From there, the wood had to be carried in great, heavy, also competitive, armfuls. First, you had to stock the fireplace in the Solar with the correct proportion of thin and fat logs. Any clumsiness in their placement would immediately be sensed below in the Parlour, for the dogs would hear it and kick up a fuss. Christo would excoriate you for disturbing his ‘girls’ and for putting the tiles in the fireplace at risk. You would then carry the logs into the Parlour itself, where the fire was already blazing and Christo sat about three feet in front of it with a blanket on his lap, writing. He would be flanked by Canna and Dahlia who would immediately start barking if you hadn’t already disturbed them. The delicate performance of placing the logs gently and correctly had to be repeated in a temperature of about 50 degrees in the small space available between the fire and its master, under the close scrutiny of three pairs of eyes.

Lighting the Solar fire in the evening was more relaxed, though not entirely so, as you were expected to do it with a maximum of one match, preferably fewer. Christo’s notions of thrift did not allow for the cost of labour. So you had to find an ember buried in the ash that still might have some glow, and nurture this with the bellows until the blaze was established. If you passed Christo on your way downstairs, he would always ask how many matches you had used. And you wouldn’t put it past him to have counted them.

Outside, winter sun, reflected from all the frosted surfaces and casting long shadows, would display the permanent fabric of the garden at its best. In the summer, Dixter is such a hectically planted garden that it is easy to forget what solid bones it has. But at this time, if at no other, the architectural elements of the garden held sway. Chiefly the yew hedges and topiary specimens – but there were a number of evergreen trees that Christo had planted which come into their own in the cold weather. Not only for want of anything more colourful, but also because the cold would enhance and transmute their effect. One such was Chamaecyparis thyoides ‘Ericoides’, paired in the High Garden with Helichrysum splendidum. Perhaps the most heart-warming sight on a cold day was the Daphniphyllum macropodum on the terrace. The leaves would droop engagingly, showing off the red petioles which seemed to have deepened by a couple of shades. The effect was greatly enhanced by contrast in colour and habit with the neighbouring Trochodendron aralioides, a wonderful combination. Christo had a subtler eye than many people gave him credit for.

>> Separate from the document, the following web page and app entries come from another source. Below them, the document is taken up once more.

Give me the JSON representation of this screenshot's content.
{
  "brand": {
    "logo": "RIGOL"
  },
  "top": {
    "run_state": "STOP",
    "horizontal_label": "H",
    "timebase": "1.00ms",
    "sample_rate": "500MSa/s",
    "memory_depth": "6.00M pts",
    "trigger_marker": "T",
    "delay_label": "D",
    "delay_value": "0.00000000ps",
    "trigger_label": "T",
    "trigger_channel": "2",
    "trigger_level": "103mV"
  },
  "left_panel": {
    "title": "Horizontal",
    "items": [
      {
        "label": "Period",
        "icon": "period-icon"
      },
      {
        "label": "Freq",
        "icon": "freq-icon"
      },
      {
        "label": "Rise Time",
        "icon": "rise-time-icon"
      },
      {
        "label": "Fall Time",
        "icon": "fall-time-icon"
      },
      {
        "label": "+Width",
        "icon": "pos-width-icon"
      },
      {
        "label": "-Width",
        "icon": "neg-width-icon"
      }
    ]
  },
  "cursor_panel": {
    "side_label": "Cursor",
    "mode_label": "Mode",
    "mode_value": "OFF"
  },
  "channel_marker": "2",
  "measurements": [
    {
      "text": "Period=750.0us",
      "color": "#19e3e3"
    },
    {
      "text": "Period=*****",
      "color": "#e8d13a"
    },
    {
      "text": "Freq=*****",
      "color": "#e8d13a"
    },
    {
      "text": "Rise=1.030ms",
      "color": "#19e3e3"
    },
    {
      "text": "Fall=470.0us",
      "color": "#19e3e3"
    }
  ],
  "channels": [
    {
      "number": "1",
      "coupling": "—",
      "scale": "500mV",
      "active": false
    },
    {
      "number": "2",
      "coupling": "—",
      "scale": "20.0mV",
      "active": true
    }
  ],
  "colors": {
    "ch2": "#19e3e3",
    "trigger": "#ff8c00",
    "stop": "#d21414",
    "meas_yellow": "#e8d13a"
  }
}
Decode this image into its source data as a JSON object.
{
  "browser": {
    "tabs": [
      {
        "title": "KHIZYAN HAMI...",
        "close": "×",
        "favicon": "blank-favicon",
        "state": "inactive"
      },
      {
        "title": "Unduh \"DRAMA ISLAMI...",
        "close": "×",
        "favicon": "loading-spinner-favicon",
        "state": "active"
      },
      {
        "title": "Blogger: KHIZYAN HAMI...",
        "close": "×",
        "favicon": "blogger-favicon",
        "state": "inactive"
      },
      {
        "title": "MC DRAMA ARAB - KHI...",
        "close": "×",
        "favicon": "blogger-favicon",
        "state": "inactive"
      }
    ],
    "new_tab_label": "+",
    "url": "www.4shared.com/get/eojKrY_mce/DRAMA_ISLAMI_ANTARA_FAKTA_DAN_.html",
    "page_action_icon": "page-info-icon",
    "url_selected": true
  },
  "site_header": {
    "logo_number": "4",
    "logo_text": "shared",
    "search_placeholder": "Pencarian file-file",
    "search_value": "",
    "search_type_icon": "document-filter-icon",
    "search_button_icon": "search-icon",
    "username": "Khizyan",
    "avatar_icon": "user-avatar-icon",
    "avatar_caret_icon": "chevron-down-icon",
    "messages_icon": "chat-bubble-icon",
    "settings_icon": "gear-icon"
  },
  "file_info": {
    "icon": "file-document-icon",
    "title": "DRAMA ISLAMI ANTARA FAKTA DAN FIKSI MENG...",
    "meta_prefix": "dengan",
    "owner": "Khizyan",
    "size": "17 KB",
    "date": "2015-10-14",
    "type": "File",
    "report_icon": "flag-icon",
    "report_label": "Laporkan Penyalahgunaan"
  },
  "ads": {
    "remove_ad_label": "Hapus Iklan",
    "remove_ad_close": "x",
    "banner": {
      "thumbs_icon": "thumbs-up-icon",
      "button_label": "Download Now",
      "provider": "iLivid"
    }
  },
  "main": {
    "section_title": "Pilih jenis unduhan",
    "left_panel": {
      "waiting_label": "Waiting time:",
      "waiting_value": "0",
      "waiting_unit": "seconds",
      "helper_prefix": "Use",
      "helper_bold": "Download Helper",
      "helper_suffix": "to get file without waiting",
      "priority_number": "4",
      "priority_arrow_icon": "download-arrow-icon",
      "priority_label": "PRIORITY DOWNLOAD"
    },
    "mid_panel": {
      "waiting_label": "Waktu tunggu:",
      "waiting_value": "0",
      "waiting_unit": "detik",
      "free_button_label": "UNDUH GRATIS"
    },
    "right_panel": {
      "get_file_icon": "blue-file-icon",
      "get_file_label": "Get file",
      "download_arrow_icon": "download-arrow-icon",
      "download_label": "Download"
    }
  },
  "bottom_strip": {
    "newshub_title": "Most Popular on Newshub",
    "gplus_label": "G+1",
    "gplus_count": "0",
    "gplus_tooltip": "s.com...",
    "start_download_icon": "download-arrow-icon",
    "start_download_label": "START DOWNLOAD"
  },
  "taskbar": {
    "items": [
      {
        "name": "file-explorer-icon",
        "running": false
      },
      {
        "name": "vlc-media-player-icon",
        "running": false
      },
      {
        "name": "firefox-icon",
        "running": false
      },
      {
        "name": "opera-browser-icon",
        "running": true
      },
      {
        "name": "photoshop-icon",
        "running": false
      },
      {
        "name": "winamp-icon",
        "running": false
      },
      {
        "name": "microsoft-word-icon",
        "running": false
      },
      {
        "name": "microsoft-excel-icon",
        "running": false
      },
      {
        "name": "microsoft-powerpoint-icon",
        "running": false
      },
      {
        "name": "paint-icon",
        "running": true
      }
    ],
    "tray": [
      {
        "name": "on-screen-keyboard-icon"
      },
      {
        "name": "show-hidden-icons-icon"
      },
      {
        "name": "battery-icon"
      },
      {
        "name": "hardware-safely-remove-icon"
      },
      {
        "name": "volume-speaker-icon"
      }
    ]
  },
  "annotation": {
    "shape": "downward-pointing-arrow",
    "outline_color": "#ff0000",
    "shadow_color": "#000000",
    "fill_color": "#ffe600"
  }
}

Low pressure brought damp weather, but also mild air upon which you could sniff the spring. The gradual elongation of the snowdrops substantiated this notion, as did the sudden appearance of the earliest bulbous irises and the brave sporadic flowering of Iris unguicularis. To grow well in borders, snowdrops need to be located in areas that aren’t too frequently disturbed. In the root zone of deciduous shrubs for instance. If you look around your garden at snowdrop time, you will probably be surprised how many little gaps you can find. Christo and Fergus were on the hunt every year, and they would still find new places. When they planted them with herbaceous perennials, it was amongst plants that only had to be divided infrequently, ultimately achieving wide swathes of  snowdrops as an early bonus in the same space. Such areas would be tidied and blanketed with compost earlier than any others in the garden, by early December, for the little white noses would generally begin emerging around the turn of the year.

At the first whiff of this sort of weather, we would commence the ‘spring tidy’  and overhaul of the beds, in the High Garden. As Christo preferred to leave the bulk of the herbaceous material alone through the autumn, there was always a great deal to get done after the turn of the year and mild spells were gratefully seized upon. In sodden weather, we would collect our waterproofs from the boiler room, and work off boards to protect the ground –  if you could keep your feet dry and warm, nothing seemed too bad. As you cleared away the debris of a previous year’s growth, close to the ground you would find many small signs of the new year’s promise. By the end of the month, the first snowdrops would be in flower, the days appreciably longer; the procession towards spring was underway, whether you were ready for it or not.